WHAT YOU HAVE TO DO
The word "true" occurs in some lines of the data. Return each such line.

RECORDS SHOWN
────────────────────

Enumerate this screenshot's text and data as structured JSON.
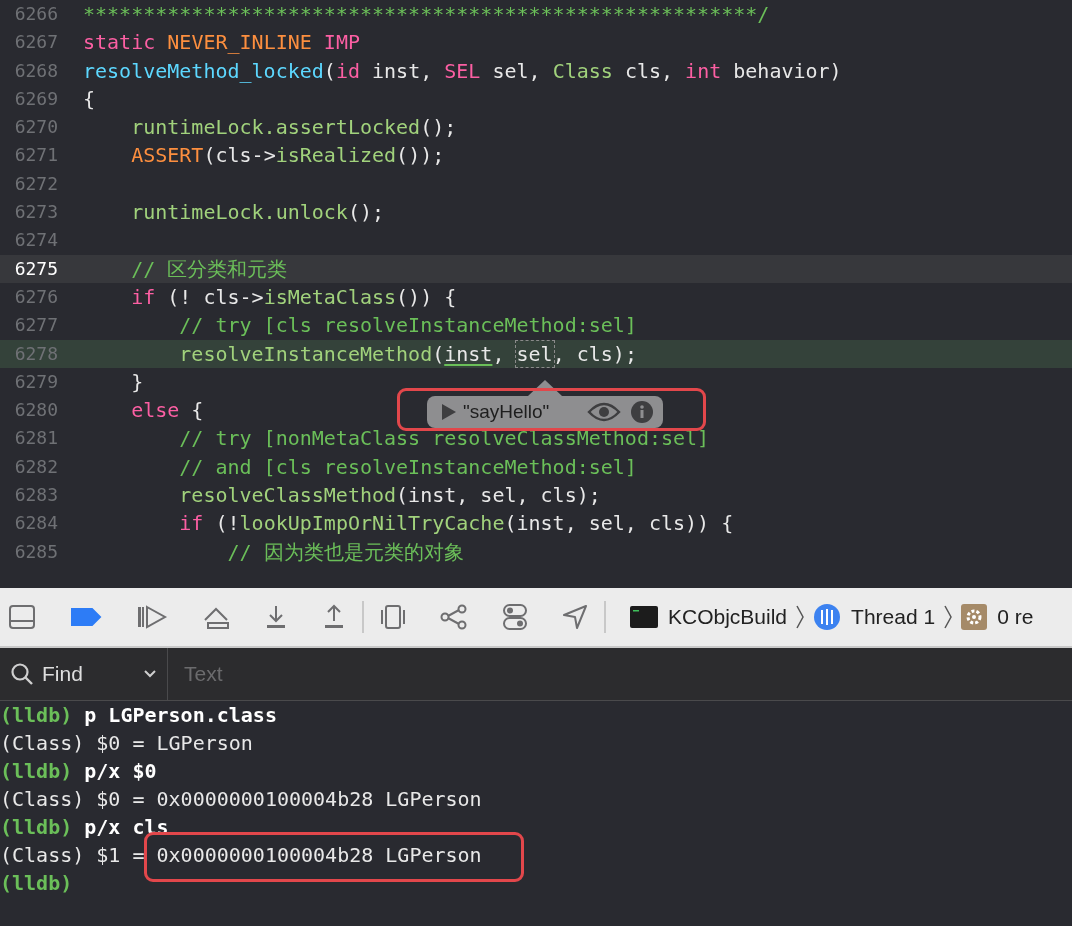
{
  "editor": {
    "lines": [
      {
        "number": "6266",
        "current": false,
        "stopped": false,
        "tokens": [
          {
            "text": "********************************************************/",
            "kind": "comment"
          }
        ]
      },
      {
        "number": "6267",
        "current": false,
        "stopped": false,
        "tokens": [
          {
            "text": "static ",
            "kind": "keyword"
          },
          {
            "text": "NEVER_INLINE ",
            "kind": "macro"
          },
          {
            "text": "IMP",
            "kind": "keyword"
          }
        ]
      },
      {
        "number": "6268",
        "current": false,
        "stopped": false,
        "tokens": [
          {
            "text": "resolveMethod_locked",
            "kind": "decl"
          },
          {
            "text": "(",
            "kind": "plain"
          },
          {
            "text": "id",
            "kind": "keyword"
          },
          {
            "text": " inst, ",
            "kind": "plain"
          },
          {
            "text": "SEL",
            "kind": "keyword"
          },
          {
            "text": " sel, ",
            "kind": "plain"
          },
          {
            "text": "Class",
            "kind": "type"
          },
          {
            "text": " cls, ",
            "kind": "plain"
          },
          {
            "text": "int",
            "kind": "keyword"
          },
          {
            "text": " behavior)",
            "kind": "plain"
          }
        ]
      },
      {
        "number": "6269",
        "current": false,
        "stopped": false,
        "tokens": [
          {
            "text": "{",
            "kind": "plain"
          }
        ]
      },
      {
        "number": "6270",
        "current": false,
        "stopped": false,
        "tokens": [
          {
            "text": "    runtimeLock.assertLocked",
            "kind": "call"
          },
          {
            "text": "();",
            "kind": "plain"
          }
        ]
      },
      {
        "number": "6271",
        "current": false,
        "stopped": false,
        "tokens": [
          {
            "text": "    ASSERT",
            "kind": "macro"
          },
          {
            "text": "(cls->",
            "kind": "plain"
          },
          {
            "text": "isRealized",
            "kind": "call"
          },
          {
            "text": "());",
            "kind": "plain"
          }
        ]
      },
      {
        "number": "6272",
        "current": false,
        "stopped": false
      },
      {
        "number": "6273",
        "current": false,
        "stopped": false,
        "tokens": [
          {
            "text": "    runtimeLock.unlock",
            "kind": "call"
          },
          {
            "text": "();",
            "kind": "plain"
          }
        ]
      },
      {
        "number": "6274",
        "current": false,
        "stopped": false
      },
      {
        "number": "6275",
        "current": true,
        "stopped": false,
        "tokens": [
          {
            "text": "    // 区分类和元类",
            "kind": "comment"
          }
        ]
      },
      {
        "number": "6276",
        "current": false,
        "stopped": false,
        "tokens": [
          {
            "text": "    if",
            "kind": "keyword"
          },
          {
            "text": " (! cls->",
            "kind": "plain"
          },
          {
            "text": "isMetaClass",
            "kind": "call"
          },
          {
            "text": "()) {",
            "kind": "plain"
          }
        ]
      },
      {
        "number": "6277",
        "current": false,
        "stopped": false,
        "tokens": [
          {
            "text": "        // try [cls resolveInstanceMethod:sel]",
            "kind": "comment"
          }
        ]
      },
      {
        "number": "6278",
        "current": false,
        "stopped": true,
        "tokens": [
          {
            "text": "        resolveInstanceMethod",
            "kind": "call"
          },
          {
            "text": "(",
            "kind": "plain"
          },
          {
            "text": "inst",
            "kind": "plain",
            "underlined": true
          },
          {
            "text": ", ",
            "kind": "plain"
          },
          {
            "text": "sel",
            "kind": "plain",
            "hovered": true
          },
          {
            "text": ", cls);",
            "kind": "plain"
          }
        ]
      },
      {
        "number": "6279",
        "current": false,
        "stopped": false,
        "tokens": [
          {
            "text": "    }",
            "kind": "plain"
          }
        ]
      },
      {
        "number": "6280",
        "current": false,
        "stopped": false,
        "tokens": [
          {
            "text": "    else",
            "kind": "keyword"
          },
          {
            "text": " {",
            "kind": "plain"
          }
        ]
      },
      {
        "number": "6281",
        "current": false,
        "stopped": false,
        "tokens": [
          {
            "text": "        // try [nonMetaClass resolveClassMethod:sel]",
            "kind": "comment"
          }
        ]
      },
      {
        "number": "6282",
        "current": false,
        "stopped": false,
        "tokens": [
          {
            "text": "        // and [cls resolveInstanceMethod:sel]",
            "kind": "comment"
          }
        ]
      },
      {
        "number": "6283",
        "current": false,
        "stopped": false,
        "tokens": [
          {
            "text": "        resolveClassMethod",
            "kind": "call"
          },
          {
            "text": "(inst, sel, cls);",
            "kind": "plain"
          }
        ]
      },
      {
        "number": "6284",
        "current": false,
        "stopped": false,
        "tokens": [
          {
            "text": "        if",
            "kind": "keyword"
          },
          {
            "text": " (!",
            "kind": "plain"
          },
          {
            "text": "lookUpImpOrNilTryCache",
            "kind": "call"
          },
          {
            "text": "(inst, sel, cls)) {",
            "kind": "plain"
          }
        ]
      },
      {
        "number": "6285",
        "current": false,
        "stopped": false,
        "tokens": [
          {
            "text": "            // 因为类也是元类的对象",
            "kind": "comment"
          }
        ]
      }
    ]
  },
  "value_popover": {
    "value": "\"sayHello\""
  },
  "debug_bar": {
    "breakpoints_on": true,
    "breadcrumbs": [
      {
        "kind": "target",
        "label": "KCObjcBuild"
      },
      {
        "kind": "thread",
        "label": "Thread 1"
      },
      {
        "kind": "frame",
        "label": "0 re"
      }
    ]
  },
  "console": {
    "filter": {
      "label": "Find",
      "placeholder": "Text"
    },
    "lines": [
      {
        "kind": "input",
        "prompt": "(lldb)",
        "text": "p LGPerson.class"
      },
      {
        "kind": "output",
        "text": "(Class) $0 = LGPerson"
      },
      {
        "kind": "input",
        "prompt": "(lldb)",
        "text": "p/x $0"
      },
      {
        "kind": "output",
        "text": "(Class) $0 = 0x0000000100004b28 LGPerson"
      },
      {
        "kind": "input",
        "prompt": "(lldb)",
        "text": "p/x cls"
      },
      {
        "kind": "output",
        "text": "(Class) $1 = 0x0000000100004b28 LGPerson"
      },
      {
        "kind": "input",
        "prompt": "(lldb)"
      }
    ]
  }
}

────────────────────

TASK RESULT
        "current": true,
        "stopped": true,
            "underlined": true
            "hovered": true
    "breakpoints_on": true,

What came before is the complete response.